The International Monetary Fund is expecting increasing revenues and declining fiscal deficits and debt ratios in Pakistan over the next few years. In its Fiscal Monitor launched in Washington on Tuesday, the IMF said the debt ratio was expected to fall in the short term from relatively high levels over the past few years and general government deficit was on the decline. The IMF said the government revenue in Pakistan was expected to increase from 13.2 per cent of GDP in 2013 to 14.9pc in 2014, 15pc in 2015 and 15.4pc in 2016-17, and come down to 15.3pc in 2018-19.
The government expenditure at 21pc of GDP was estimated to fall to 20.2pc in 2014 and reach 18.6pc till 2019.
It said the gross government debt was expected to decline from a peak of 63.8pc of GDP in 2012 to 63.7pc in 2014, going down steadily to 54.3pc in 2019.
But the net debt was estimated to go up from 60.3pc in 2013 to 61.2pc during the current year and fall to 60.2pc in 2015 before touching 52.9pc by 2019.
The IMF projected general government deficit at 5.3pc in 2014, 4.2pc in 2015 and 3.3pc in 2016. It will stabilise at 3.2pc till 2019.
It said Pakistan’s maturing debt in 2014 was estimated at 30.2pc of GDP and budget deficit at 5.3pc of GDP and hence there would be a financing need of about 35.5pc of GDP. But in 2015, maturing debt was estimated down at 29.4pc and budget deficit at 4.2pc and total financing needs narrowing down slightly to 33.6pc of GDP.
According to the IMF, the global fiscal risks were now abating somewhat, but remain elevated in advanced economies. In emerging market economies and low-income countries, fiscal vulnerabilities are rising, although at moderate levels.

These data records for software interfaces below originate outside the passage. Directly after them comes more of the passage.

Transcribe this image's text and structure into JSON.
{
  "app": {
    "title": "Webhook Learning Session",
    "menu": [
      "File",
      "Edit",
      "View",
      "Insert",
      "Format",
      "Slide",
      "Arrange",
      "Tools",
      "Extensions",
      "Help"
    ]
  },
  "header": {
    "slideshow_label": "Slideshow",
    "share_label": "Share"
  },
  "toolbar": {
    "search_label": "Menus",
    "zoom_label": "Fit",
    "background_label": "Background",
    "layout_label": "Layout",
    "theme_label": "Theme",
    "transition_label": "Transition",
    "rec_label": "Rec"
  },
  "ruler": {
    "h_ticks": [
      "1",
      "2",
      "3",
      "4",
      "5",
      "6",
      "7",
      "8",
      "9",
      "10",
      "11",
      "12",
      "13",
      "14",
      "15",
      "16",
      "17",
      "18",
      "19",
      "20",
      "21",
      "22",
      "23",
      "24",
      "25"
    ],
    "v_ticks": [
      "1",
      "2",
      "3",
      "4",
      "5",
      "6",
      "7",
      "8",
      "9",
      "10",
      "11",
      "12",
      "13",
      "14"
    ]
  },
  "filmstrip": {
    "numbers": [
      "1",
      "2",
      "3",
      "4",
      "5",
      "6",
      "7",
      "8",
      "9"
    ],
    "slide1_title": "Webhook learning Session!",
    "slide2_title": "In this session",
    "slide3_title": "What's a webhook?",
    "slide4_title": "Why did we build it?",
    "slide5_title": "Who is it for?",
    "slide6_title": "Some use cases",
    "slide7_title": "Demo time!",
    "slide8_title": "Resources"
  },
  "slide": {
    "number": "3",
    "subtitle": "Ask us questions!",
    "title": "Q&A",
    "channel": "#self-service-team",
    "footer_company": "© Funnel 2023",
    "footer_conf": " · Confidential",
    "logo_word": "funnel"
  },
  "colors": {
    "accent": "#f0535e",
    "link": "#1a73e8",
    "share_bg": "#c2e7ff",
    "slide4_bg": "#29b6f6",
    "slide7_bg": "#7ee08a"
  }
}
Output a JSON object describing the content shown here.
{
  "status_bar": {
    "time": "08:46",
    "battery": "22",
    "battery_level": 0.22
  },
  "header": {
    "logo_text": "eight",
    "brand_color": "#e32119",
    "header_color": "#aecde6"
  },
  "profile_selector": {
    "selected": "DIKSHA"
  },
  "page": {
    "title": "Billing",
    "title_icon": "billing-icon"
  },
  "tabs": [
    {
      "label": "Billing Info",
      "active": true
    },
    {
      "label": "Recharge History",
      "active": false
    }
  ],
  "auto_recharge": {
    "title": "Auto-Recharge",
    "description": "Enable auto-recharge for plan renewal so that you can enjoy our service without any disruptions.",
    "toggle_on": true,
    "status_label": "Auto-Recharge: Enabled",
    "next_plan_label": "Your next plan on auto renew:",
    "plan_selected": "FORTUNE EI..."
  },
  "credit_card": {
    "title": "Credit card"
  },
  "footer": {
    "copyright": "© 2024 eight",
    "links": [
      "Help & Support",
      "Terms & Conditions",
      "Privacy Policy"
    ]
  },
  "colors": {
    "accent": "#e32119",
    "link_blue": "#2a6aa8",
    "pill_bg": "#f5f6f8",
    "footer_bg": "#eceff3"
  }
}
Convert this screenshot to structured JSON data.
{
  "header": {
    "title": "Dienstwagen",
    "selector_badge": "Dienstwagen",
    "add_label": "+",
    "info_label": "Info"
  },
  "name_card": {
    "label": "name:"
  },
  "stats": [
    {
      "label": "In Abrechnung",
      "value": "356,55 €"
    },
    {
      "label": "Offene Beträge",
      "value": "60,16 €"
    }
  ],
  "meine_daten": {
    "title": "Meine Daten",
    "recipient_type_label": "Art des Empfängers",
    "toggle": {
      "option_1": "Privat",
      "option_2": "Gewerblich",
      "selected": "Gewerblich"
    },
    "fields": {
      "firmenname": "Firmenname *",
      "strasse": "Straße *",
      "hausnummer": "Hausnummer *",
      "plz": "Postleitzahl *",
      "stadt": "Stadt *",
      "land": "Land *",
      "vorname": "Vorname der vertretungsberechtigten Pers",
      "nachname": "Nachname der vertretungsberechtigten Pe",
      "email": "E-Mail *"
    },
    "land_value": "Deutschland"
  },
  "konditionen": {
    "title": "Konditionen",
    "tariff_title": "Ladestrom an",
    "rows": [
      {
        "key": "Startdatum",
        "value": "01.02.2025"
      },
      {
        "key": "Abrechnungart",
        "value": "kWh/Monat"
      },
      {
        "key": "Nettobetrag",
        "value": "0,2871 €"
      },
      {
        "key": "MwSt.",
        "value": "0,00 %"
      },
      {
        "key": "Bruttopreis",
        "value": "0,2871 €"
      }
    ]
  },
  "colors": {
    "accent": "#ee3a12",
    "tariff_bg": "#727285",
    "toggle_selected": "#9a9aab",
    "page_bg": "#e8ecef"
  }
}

For example, the average fiscal deficit in advanced economies has nearly halved since the crisis peak and now stood at around 3.5pc of GDP. Fiscal consolidation will continue in 2014 but at a more gradual pace, with a lesser drag on growth.
The exception to this picture is Japan where fiscal consolidation measures are starting this year, notably with the recent first stage of the consumption tax rate increase that took place last week.
The environment faced by emerging economies has turned more challenging. In some economies, financial vulnerabilities and changes in market sentiment will likely compound the fiscal challenges. For example, those economies with higher non-resident holdings may see sharper increases in interest rates as liquidity conditions in advanced economies tighten.
The IMF advised the advanced economies to continue with fiscal consolidation at a steady and gradual pace to lower debt ratios to prudent levels. The design and implementation of well-articulated, credible medium-term consolidation plans can help in this regard, but these plans are still lacking in some countries, most notably the United States and Japan.
Those emerging market economies with large debt and deficits like Pakistan and most vulnerable to market volatility should start to rein in deficits now.
In other emerging market economies, fiscal reforms are still needed, even if with less urgency.
It said that any spending reform must ensure the sustainability of the major budget items, particularly the government wage bill and social benefits because these constitute major part of the total spending.
Also, the expenditure reforms should seek to achieve efficiency gains, while preserving equity through social programmes.